Problem details — All of the data, from the first line to the last, should be reproduced without alteration.

Records shown —
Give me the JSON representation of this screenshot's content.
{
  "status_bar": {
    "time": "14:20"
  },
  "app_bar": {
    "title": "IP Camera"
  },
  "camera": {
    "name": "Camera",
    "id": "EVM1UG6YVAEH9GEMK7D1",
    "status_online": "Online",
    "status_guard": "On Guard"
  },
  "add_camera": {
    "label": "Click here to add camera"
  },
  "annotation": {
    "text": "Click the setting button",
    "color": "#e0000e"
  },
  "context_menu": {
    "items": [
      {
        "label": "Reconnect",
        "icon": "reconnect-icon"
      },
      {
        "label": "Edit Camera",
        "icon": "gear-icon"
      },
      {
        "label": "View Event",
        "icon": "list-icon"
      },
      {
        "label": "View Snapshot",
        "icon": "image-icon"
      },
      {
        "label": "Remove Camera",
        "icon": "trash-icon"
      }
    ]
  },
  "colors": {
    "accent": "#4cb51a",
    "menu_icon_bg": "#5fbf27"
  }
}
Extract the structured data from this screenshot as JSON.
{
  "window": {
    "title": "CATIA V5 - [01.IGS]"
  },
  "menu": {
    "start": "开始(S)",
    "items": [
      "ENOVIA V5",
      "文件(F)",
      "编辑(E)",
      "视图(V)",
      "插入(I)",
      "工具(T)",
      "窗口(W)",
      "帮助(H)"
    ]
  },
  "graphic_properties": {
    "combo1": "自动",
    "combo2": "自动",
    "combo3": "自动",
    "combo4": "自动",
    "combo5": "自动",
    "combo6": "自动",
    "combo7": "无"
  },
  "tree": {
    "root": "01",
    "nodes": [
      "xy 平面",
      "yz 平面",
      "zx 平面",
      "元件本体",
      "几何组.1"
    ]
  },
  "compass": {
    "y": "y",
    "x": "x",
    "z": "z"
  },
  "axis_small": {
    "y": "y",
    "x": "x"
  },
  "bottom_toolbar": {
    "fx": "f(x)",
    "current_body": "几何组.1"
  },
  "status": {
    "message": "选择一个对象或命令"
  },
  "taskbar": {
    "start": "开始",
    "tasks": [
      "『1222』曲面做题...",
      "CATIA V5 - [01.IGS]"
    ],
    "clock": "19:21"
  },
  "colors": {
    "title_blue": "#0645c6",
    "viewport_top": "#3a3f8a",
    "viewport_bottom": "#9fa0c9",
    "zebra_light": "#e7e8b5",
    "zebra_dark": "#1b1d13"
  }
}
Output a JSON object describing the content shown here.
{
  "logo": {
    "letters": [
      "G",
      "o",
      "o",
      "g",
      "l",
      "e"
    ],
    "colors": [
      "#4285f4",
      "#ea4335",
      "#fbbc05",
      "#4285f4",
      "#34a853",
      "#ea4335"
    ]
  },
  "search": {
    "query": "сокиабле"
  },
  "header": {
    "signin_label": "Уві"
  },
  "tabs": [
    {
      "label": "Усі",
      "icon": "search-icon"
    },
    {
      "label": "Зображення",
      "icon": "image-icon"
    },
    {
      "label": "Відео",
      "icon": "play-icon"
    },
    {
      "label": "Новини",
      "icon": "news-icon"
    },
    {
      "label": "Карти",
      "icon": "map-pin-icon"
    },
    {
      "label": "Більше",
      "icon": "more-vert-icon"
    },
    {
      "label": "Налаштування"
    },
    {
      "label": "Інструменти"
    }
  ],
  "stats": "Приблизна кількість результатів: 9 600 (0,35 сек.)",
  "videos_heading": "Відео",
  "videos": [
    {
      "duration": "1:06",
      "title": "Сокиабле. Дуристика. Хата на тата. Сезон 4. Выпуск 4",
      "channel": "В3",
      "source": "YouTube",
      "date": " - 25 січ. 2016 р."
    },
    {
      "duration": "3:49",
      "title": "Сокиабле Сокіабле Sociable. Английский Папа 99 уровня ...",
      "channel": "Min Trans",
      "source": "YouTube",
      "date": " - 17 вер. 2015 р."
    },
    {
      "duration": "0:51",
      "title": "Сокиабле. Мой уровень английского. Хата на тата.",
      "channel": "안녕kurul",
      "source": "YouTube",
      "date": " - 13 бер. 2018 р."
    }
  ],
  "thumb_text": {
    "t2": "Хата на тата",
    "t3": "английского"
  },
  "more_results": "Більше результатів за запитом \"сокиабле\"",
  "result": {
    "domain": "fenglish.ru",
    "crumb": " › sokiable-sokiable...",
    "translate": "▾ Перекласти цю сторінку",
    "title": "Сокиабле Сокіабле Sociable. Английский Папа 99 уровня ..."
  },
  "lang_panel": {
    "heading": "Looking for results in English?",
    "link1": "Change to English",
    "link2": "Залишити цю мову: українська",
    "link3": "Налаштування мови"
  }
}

Task result —
Give me the JSON representation of this screenshot's content.
{
  "status_bar": {
    "time": "14:20"
  },
  "app_bar": {
    "title": "IP Camera"
  },
  "camera": {
    "name": "Camera",
    "id": "EVM1UG6YVAEH9GEMK7D1",
    "status_online": "Online",
    "status_guard": "On Guard"
  },
  "add_camera": {
    "label": "Click here to add camera"
  },
  "annotation": {
    "text": "Click the setting button",
    "color": "#e0000e"
  },
  "context_menu": {
    "items": [
      {
        "label": "Reconnect",
        "icon": "reconnect-icon"
      },
      {
        "label": "Edit Camera",
        "icon": "gear-icon"
      },
      {
        "label": "View Event",
        "icon": "list-icon"
      },
      {
        "label": "View Snapshot",
        "icon": "image-icon"
      },
      {
        "label": "Remove Camera",
        "icon": "trash-icon"
      }
    ]
  },
  "colors": {
    "accent": "#4cb51a",
    "menu_icon_bg": "#5fbf27"
  }
}
Extract the structured data from this screenshot as JSON.
{
  "window": {
    "title": "CATIA V5 - [01.IGS]"
  },
  "menu": {
    "start": "开始(S)",
    "items": [
      "ENOVIA V5",
      "文件(F)",
      "编辑(E)",
      "视图(V)",
      "插入(I)",
      "工具(T)",
      "窗口(W)",
      "帮助(H)"
    ]
  },
  "graphic_properties": {
    "combo1": "自动",
    "combo2": "自动",
    "combo3": "自动",
    "combo4": "自动",
    "combo5": "自动",
    "combo6": "自动",
    "combo7": "无"
  },
  "tree": {
    "root": "01",
    "nodes": [
      "xy 平面",
      "yz 平面",
      "zx 平面",
      "元件本体",
      "几何组.1"
    ]
  },
  "compass": {
    "y": "y",
    "x": "x",
    "z": "z"
  },
  "axis_small": {
    "y": "y",
    "x": "x"
  },
  "bottom_toolbar": {
    "fx": "f(x)",
    "current_body": "几何组.1"
  },
  "status": {
    "message": "选择一个对象或命令"
  },
  "taskbar": {
    "start": "开始",
    "tasks": [
      "『1222』曲面做题...",
      "CATIA V5 - [01.IGS]"
    ],
    "clock": "19:21"
  },
  "colors": {
    "title_blue": "#0645c6",
    "viewport_top": "#3a3f8a",
    "viewport_bottom": "#9fa0c9",
    "zebra_light": "#e7e8b5",
    "zebra_dark": "#1b1d13"
  }
}
Output a JSON object describing the content shown here.
{
  "logo": {
    "letters": [
      "G",
      "o",
      "o",
      "g",
      "l",
      "e"
    ],
    "colors": [
      "#4285f4",
      "#ea4335",
      "#fbbc05",
      "#4285f4",
      "#34a853",
      "#ea4335"
    ]
  },
  "search": {
    "query": "сокиабле"
  },
  "header": {
    "signin_label": "Уві"
  },
  "tabs": [
    {
      "label": "Усі",
      "icon": "search-icon"
    },
    {
      "label": "Зображення",
      "icon": "image-icon"
    },
    {
      "label": "Відео",
      "icon": "play-icon"
    },
    {
      "label": "Новини",
      "icon": "news-icon"
    },
    {
      "label": "Карти",
      "icon": "map-pin-icon"
    },
    {
      "label": "Більше",
      "icon": "more-vert-icon"
    },
    {
      "label": "Налаштування"
    },
    {
      "label": "Інструменти"
    }
  ],
  "stats": "Приблизна кількість результатів: 9 600 (0,35 сек.)",
  "videos_heading": "Відео",
  "videos": [
    {
      "duration": "1:06",
      "title": "Сокиабле. Дуристика. Хата на тата. Сезон 4. Выпуск 4",
      "channel": "В3",
      "source": "YouTube",
      "date": " - 25 січ. 2016 р."
    },
    {
      "duration": "3:49",
      "title": "Сокиабле Сокіабле Sociable. Английский Папа 99 уровня ...",
      "channel": "Min Trans",
      "source": "YouTube",
      "date": " - 17 вер. 2015 р."
    },
    {
      "duration": "0:51",
      "title": "Сокиабле. Мой уровень английского. Хата на тата.",
      "channel": "안녕kurul",
      "source": "YouTube",
      "date": " - 13 бер. 2018 р."
    }
  ],
  "thumb_text": {
    "t2": "Хата на тата",
    "t3": "английского"
  },
  "more_results": "Більше результатів за запитом \"сокиабле\"",
  "result": {
    "domain": "fenglish.ru",
    "crumb": " › sokiable-sokiable...",
    "translate": "▾ Перекласти цю сторінку",
    "title": "Сокиабле Сокіабле Sociable. Английский Папа 99 уровня ..."
  },
  "lang_panel": {
    "heading": "Looking for results in English?",
    "link1": "Change to English",
    "link2": "Залишити цю мову: українська",
    "link3": "Налаштування мови"
  }
}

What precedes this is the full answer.